**Brief**
Your answer should be every line below that includes the word "capacity".

**Given records**

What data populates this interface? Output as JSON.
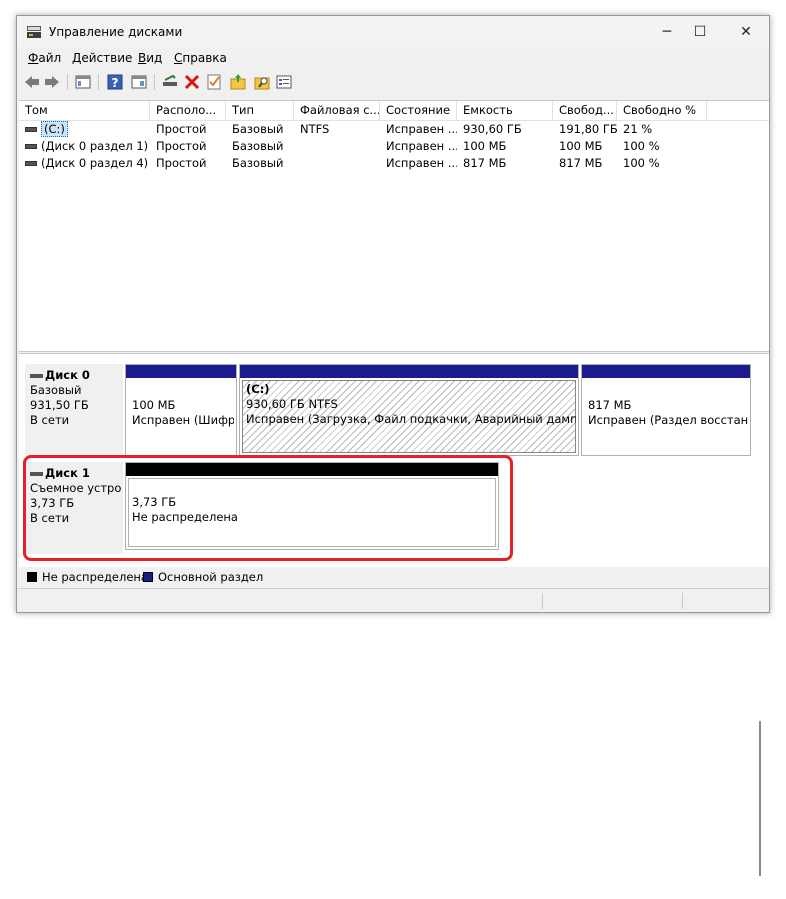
{
  "window": {
    "title": "Управление дисками",
    "icon": "disk-management-icon"
  },
  "menu": [
    {
      "label": "Файл",
      "mnemonic": "Ф",
      "rest": "айл"
    },
    {
      "label": "Действие",
      "mnemonic": "Д",
      "rest": "ействие"
    },
    {
      "label": "Вид",
      "mnemonic": "В",
      "rest": "ид"
    },
    {
      "label": "Справка",
      "mnemonic": "С",
      "rest": "правка"
    }
  ],
  "toolbar_icons": [
    "back-arrow-icon",
    "forward-arrow-icon",
    "show-hide-console-tree-icon",
    "help-icon",
    "properties-pane-icon",
    "connect-drive-icon",
    "delete-icon",
    "check-icon",
    "new-folder-icon",
    "search-folder-icon",
    "properties-icon"
  ],
  "columns": [
    "Том",
    "Располо...",
    "Тип",
    "Файловая с...",
    "Состояние",
    "Емкость",
    "Свобод...",
    "Свободно %"
  ],
  "volumes": [
    {
      "name": "(C:)",
      "layout": "Простой",
      "type": "Базовый",
      "fs": "NTFS",
      "status": "Исправен ...",
      "capacity": "930,60 ГБ",
      "free": "191,80 ГБ",
      "free_pct": "21 %",
      "selected": true
    },
    {
      "name": "(Диск 0 раздел 1)",
      "layout": "Простой",
      "type": "Базовый",
      "fs": "",
      "status": "Исправен ...",
      "capacity": "100 МБ",
      "free": "100 МБ",
      "free_pct": "100 %",
      "selected": false
    },
    {
      "name": "(Диск 0 раздел 4)",
      "layout": "Простой",
      "type": "Базовый",
      "fs": "",
      "status": "Исправен ...",
      "capacity": "817 МБ",
      "free": "817 МБ",
      "free_pct": "100 %",
      "selected": false
    }
  ],
  "disks": [
    {
      "name": "Диск 0",
      "kind": "Базовый",
      "size": "931,50 ГБ",
      "state": "В сети",
      "partitions": [
        {
          "label": "",
          "line1": "100 МБ",
          "line2": "Исправен (Шифро",
          "bar_color": "#1b1b8e"
        },
        {
          "label": "(C:)",
          "line1": "930,60 ГБ NTFS",
          "line2": "Исправен (Загрузка, Файл подкачки, Аварийный дамп пам.",
          "bar_color": "#1b1b8e"
        },
        {
          "label": "",
          "line1": "817 МБ",
          "line2": "Исправен (Раздел восстано",
          "bar_color": "#1b1b8e"
        }
      ]
    },
    {
      "name": "Диск 1",
      "kind": "Съемное устро",
      "size": "3,73 ГБ",
      "state": "В сети",
      "partitions": [
        {
          "label": "",
          "line1": "3,73 ГБ",
          "line2": "Не распределена",
          "bar_color": "#000000"
        }
      ]
    }
  ],
  "legend": [
    {
      "label": "Не распределена",
      "color": "#000000"
    },
    {
      "label": "Основной раздел",
      "color": "#1b1b8e"
    }
  ],
  "colors": {
    "primary_partition": "#1b1b8e",
    "unallocated": "#000000",
    "highlight": "#e3222a"
  }
}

**Your response**
      "capacity": "930,60 ГБ",
      "capacity": "100 МБ",
      "capacity": "817 МБ",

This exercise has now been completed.